[Start of Attachment]

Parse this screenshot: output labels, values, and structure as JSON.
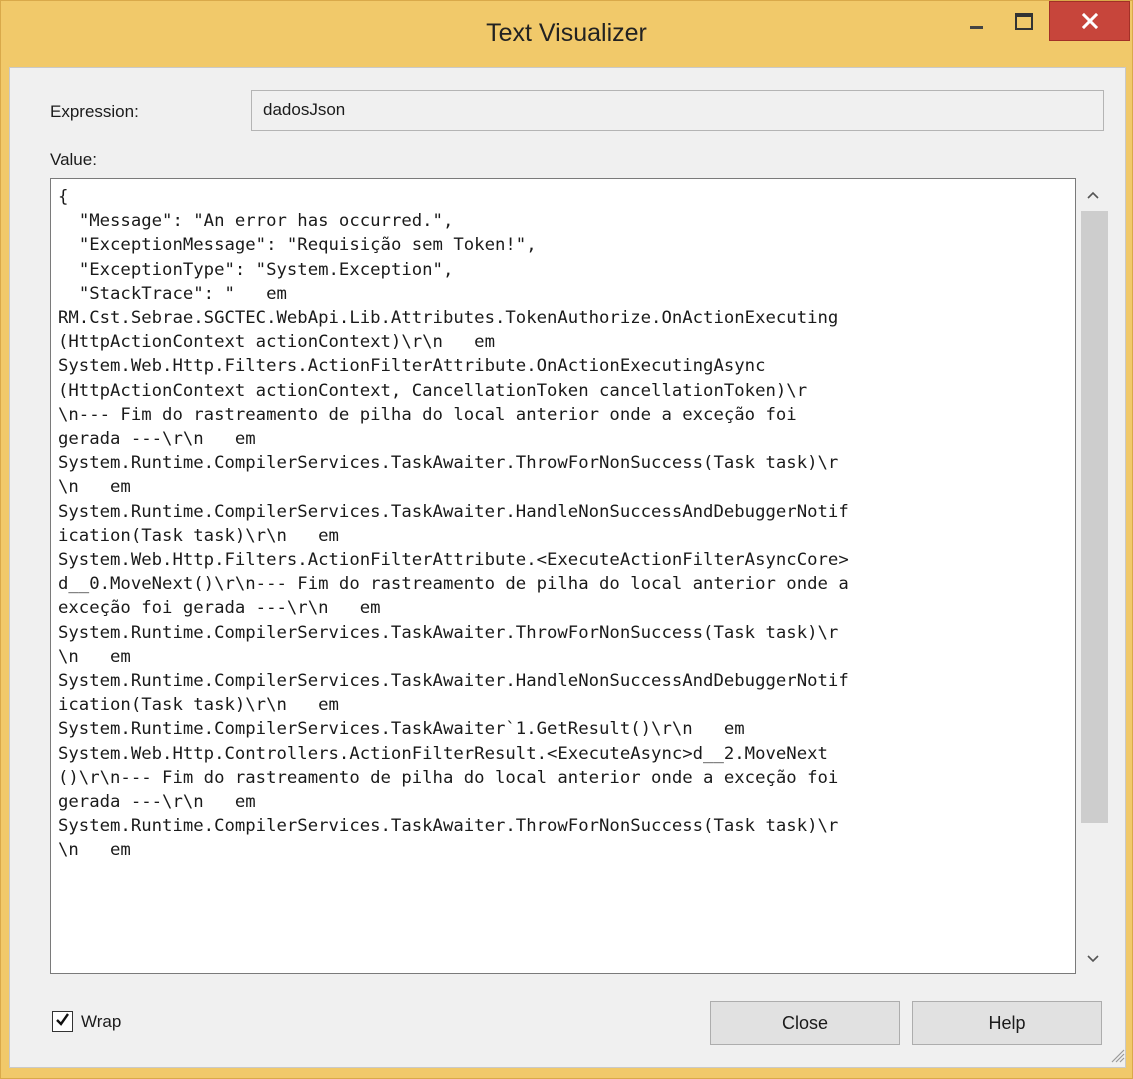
{
  "window": {
    "title": "Text Visualizer",
    "controls": {
      "minimize": "minimize-icon",
      "maximize": "maximize-icon",
      "close": "close-icon"
    },
    "colors": {
      "frame": "#f1c96a",
      "close_button": "#c7453b",
      "client": "#f0f0f0"
    }
  },
  "expression": {
    "label": "Expression:",
    "value": "dadosJson"
  },
  "value": {
    "label": "Value:",
    "text": "{\n  \"Message\": \"An error has occurred.\",\n  \"ExceptionMessage\": \"Requisição sem Token!\",\n  \"ExceptionType\": \"System.Exception\",\n  \"StackTrace\": \"   em\nRM.Cst.Sebrae.SGCTEC.WebApi.Lib.Attributes.TokenAuthorize.OnActionExecuting\n(HttpActionContext actionContext)\\r\\n   em\nSystem.Web.Http.Filters.ActionFilterAttribute.OnActionExecutingAsync\n(HttpActionContext actionContext, CancellationToken cancellationToken)\\r\n\\n--- Fim do rastreamento de pilha do local anterior onde a exceção foi\ngerada ---\\r\\n   em\nSystem.Runtime.CompilerServices.TaskAwaiter.ThrowForNonSuccess(Task task)\\r\n\\n   em\nSystem.Runtime.CompilerServices.TaskAwaiter.HandleNonSuccessAndDebuggerNotif\nication(Task task)\\r\\n   em\nSystem.Web.Http.Filters.ActionFilterAttribute.<ExecuteActionFilterAsyncCore>\nd__0.MoveNext()\\r\\n--- Fim do rastreamento de pilha do local anterior onde a\nexceção foi gerada ---\\r\\n   em\nSystem.Runtime.CompilerServices.TaskAwaiter.ThrowForNonSuccess(Task task)\\r\n\\n   em\nSystem.Runtime.CompilerServices.TaskAwaiter.HandleNonSuccessAndDebuggerNotif\nication(Task task)\\r\\n   em\nSystem.Runtime.CompilerServices.TaskAwaiter`1.GetResult()\\r\\n   em\nSystem.Web.Http.Controllers.ActionFilterResult.<ExecuteAsync>d__2.MoveNext\n()\\r\\n--- Fim do rastreamento de pilha do local anterior onde a exceção foi\ngerada ---\\r\\n   em\nSystem.Runtime.CompilerServices.TaskAwaiter.ThrowForNonSuccess(Task task)\\r\n\\n   em"
  },
  "scrollbar": {
    "up_icon": "chevron-up-icon",
    "down_icon": "chevron-down-icon"
  },
  "wrap": {
    "label": "Wrap",
    "checked": true
  },
  "buttons": {
    "close": "Close",
    "help": "Help"
  }
}
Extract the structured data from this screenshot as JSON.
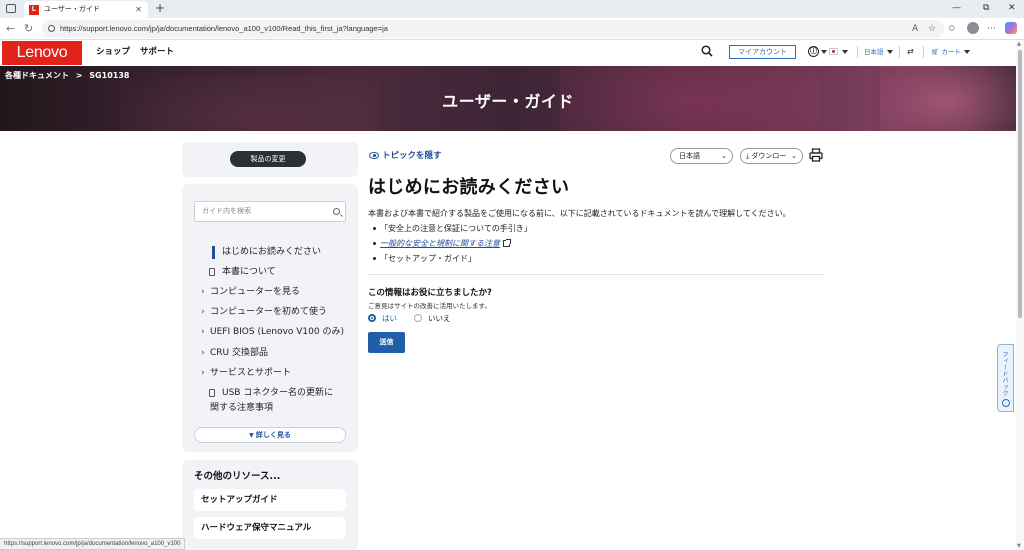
{
  "browser": {
    "tab_title": "ユーザー・ガイド",
    "tab_favicon": "L",
    "url": "https://support.lenovo.com/jp/ja/documentation/lenovo_a100_v100/Read_this_first_ja?language=ja",
    "status_url": "https://support.lenovo.com/jp/ja/documentation/lenovo_a100_v100",
    "new_tab": "+",
    "close_tab": "✕",
    "minimize": "—",
    "restore": "⧉",
    "close_window": "✕"
  },
  "header": {
    "logo": "Lenovo",
    "nav": [
      "ショップ",
      "サポート"
    ],
    "my_account": "マイアカウント",
    "language": "日本語",
    "cart": "カート"
  },
  "hero": {
    "breadcrumb_root": "各種ドキュメント",
    "breadcrumb_sep": ">",
    "breadcrumb_doc": "SG10138",
    "title": "ユーザー・ガイド"
  },
  "sidebar": {
    "change_product": "製品の変更",
    "search_placeholder": "ガイド内を検索",
    "toc": [
      {
        "label": "はじめにお読みください"
      },
      {
        "label": "本書について"
      },
      {
        "label": "コンピューターを見る"
      },
      {
        "label": "コンピューターを初めて使う"
      },
      {
        "label": "UEFI BIOS (Lenovo V100 のみ)"
      },
      {
        "label": "CRU 交換部品"
      },
      {
        "label": "サービスとサポート"
      },
      {
        "label_line1": "USB コネクター名の更新に",
        "label_line2": "関する注意事項"
      }
    ],
    "more": "詳しく見る",
    "resources_title": "その他のリソース...",
    "resources": [
      "セットアップガイド",
      "ハードウェア保守マニュアル"
    ]
  },
  "main": {
    "hide_topics": "トピックを隠す",
    "language_select": "日本語",
    "download_select": "ダウンロー",
    "title": "はじめにお読みください",
    "intro": "本書および本書で紹介する製品をご使用になる前に、以下に記載されているドキュメントを読んで理解してください。",
    "bullets": [
      "「安全上の注意と保証についての手引き」",
      "一般的な安全と規制に関する注意",
      "「セットアップ・ガイド」"
    ],
    "feedback_question": "この情報はお役に立ちましたか?",
    "feedback_sub": "ご意見はサイトの改善に活用いたします。",
    "yes": "はい",
    "no": "いいえ",
    "submit": "送信"
  },
  "feedback_tab": "フィードバック",
  "colors": {
    "lenovo_red": "#e2231a",
    "link_blue": "#1f4e9c",
    "button_blue": "#1f5fa8"
  }
}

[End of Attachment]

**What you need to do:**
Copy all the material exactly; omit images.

**Answer space:**
Parse this screenshot: output labels, values, and structure as JSON.
{
  "window": {
    "title": "Text Visualizer",
    "controls": {
      "minimize": "minimize-icon",
      "maximize": "maximize-icon",
      "close": "close-icon"
    },
    "colors": {
      "frame": "#f1c96a",
      "close_button": "#c7453b",
      "client": "#f0f0f0"
    }
  },
  "expression": {
    "label": "Expression:",
    "value": "dadosJson"
  },
  "value": {
    "label": "Value:",
    "text": "{\n  \"Message\": \"An error has occurred.\",\n  \"ExceptionMessage\": \"Requisição sem Token!\",\n  \"ExceptionType\": \"System.Exception\",\n  \"StackTrace\": \"   em\nRM.Cst.Sebrae.SGCTEC.WebApi.Lib.Attributes.TokenAuthorize.OnActionExecuting\n(HttpActionContext actionContext)\\r\\n   em\nSystem.Web.Http.Filters.ActionFilterAttribute.OnActionExecutingAsync\n(HttpActionContext actionContext, CancellationToken cancellationToken)\\r\n\\n--- Fim do rastreamento de pilha do local anterior onde a exceção foi\ngerada ---\\r\\n   em\nSystem.Runtime.CompilerServices.TaskAwaiter.ThrowForNonSuccess(Task task)\\r\n\\n   em\nSystem.Runtime.CompilerServices.TaskAwaiter.HandleNonSuccessAndDebuggerNotif\nication(Task task)\\r\\n   em\nSystem.Web.Http.Filters.ActionFilterAttribute.<ExecuteActionFilterAsyncCore>\nd__0.MoveNext()\\r\\n--- Fim do rastreamento de pilha do local anterior onde a\nexceção foi gerada ---\\r\\n   em\nSystem.Runtime.CompilerServices.TaskAwaiter.ThrowForNonSuccess(Task task)\\r\n\\n   em\nSystem.Runtime.CompilerServices.TaskAwaiter.HandleNonSuccessAndDebuggerNotif\nication(Task task)\\r\\n   em\nSystem.Runtime.CompilerServices.TaskAwaiter`1.GetResult()\\r\\n   em\nSystem.Web.Http.Controllers.ActionFilterResult.<ExecuteAsync>d__2.MoveNext\n()\\r\\n--- Fim do rastreamento de pilha do local anterior onde a exceção foi\ngerada ---\\r\\n   em\nSystem.Runtime.CompilerServices.TaskAwaiter.ThrowForNonSuccess(Task task)\\r\n\\n   em"
  },
  "scrollbar": {
    "up_icon": "chevron-up-icon",
    "down_icon": "chevron-down-icon"
  },
  "wrap": {
    "label": "Wrap",
    "checked": true
  },
  "buttons": {
    "close": "Close",
    "help": "Help"
  }
}
Extract the structured data from this screenshot as JSON.
{
  "browser": {
    "tab_title": "ユーザー・ガイド",
    "tab_favicon": "L",
    "url": "https://support.lenovo.com/jp/ja/documentation/lenovo_a100_v100/Read_this_first_ja?language=ja",
    "status_url": "https://support.lenovo.com/jp/ja/documentation/lenovo_a100_v100",
    "new_tab": "+",
    "close_tab": "✕",
    "minimize": "—",
    "restore": "⧉",
    "close_window": "✕"
  },
  "header": {
    "logo": "Lenovo",
    "nav": [
      "ショップ",
      "サポート"
    ],
    "my_account": "マイアカウント",
    "language": "日本語",
    "cart": "カート"
  },
  "hero": {
    "breadcrumb_root": "各種ドキュメント",
    "breadcrumb_sep": ">",
    "breadcrumb_doc": "SG10138",
    "title": "ユーザー・ガイド"
  },
  "sidebar": {
    "change_product": "製品の変更",
    "search_placeholder": "ガイド内を検索",
    "toc": [
      {
        "label": "はじめにお読みください"
      },
      {
        "label": "本書について"
      },
      {
        "label": "コンピューターを見る"
      },
      {
        "label": "コンピューターを初めて使う"
      },
      {
        "label": "UEFI BIOS (Lenovo V100 のみ)"
      },
      {
        "label": "CRU 交換部品"
      },
      {
        "label": "サービスとサポート"
      },
      {
        "label_line1": "USB コネクター名の更新に",
        "label_line2": "関する注意事項"
      }
    ],
    "more": "詳しく見る",
    "resources_title": "その他のリソース...",
    "resources": [
      "セットアップガイド",
      "ハードウェア保守マニュアル"
    ]
  },
  "main": {
    "hide_topics": "トピックを隠す",
    "language_select": "日本語",
    "download_select": "ダウンロー",
    "title": "はじめにお読みください",
    "intro": "本書および本書で紹介する製品をご使用になる前に、以下に記載されているドキュメントを読んで理解してください。",
    "bullets": [
      "「安全上の注意と保証についての手引き」",
      "一般的な安全と規制に関する注意",
      "「セットアップ・ガイド」"
    ],
    "feedback_question": "この情報はお役に立ちましたか?",
    "feedback_sub": "ご意見はサイトの改善に活用いたします。",
    "yes": "はい",
    "no": "いいえ",
    "submit": "送信"
  },
  "feedback_tab": "フィードバック",
  "colors": {
    "lenovo_red": "#e2231a",
    "link_blue": "#1f4e9c",
    "button_blue": "#1f5fa8"
  }
}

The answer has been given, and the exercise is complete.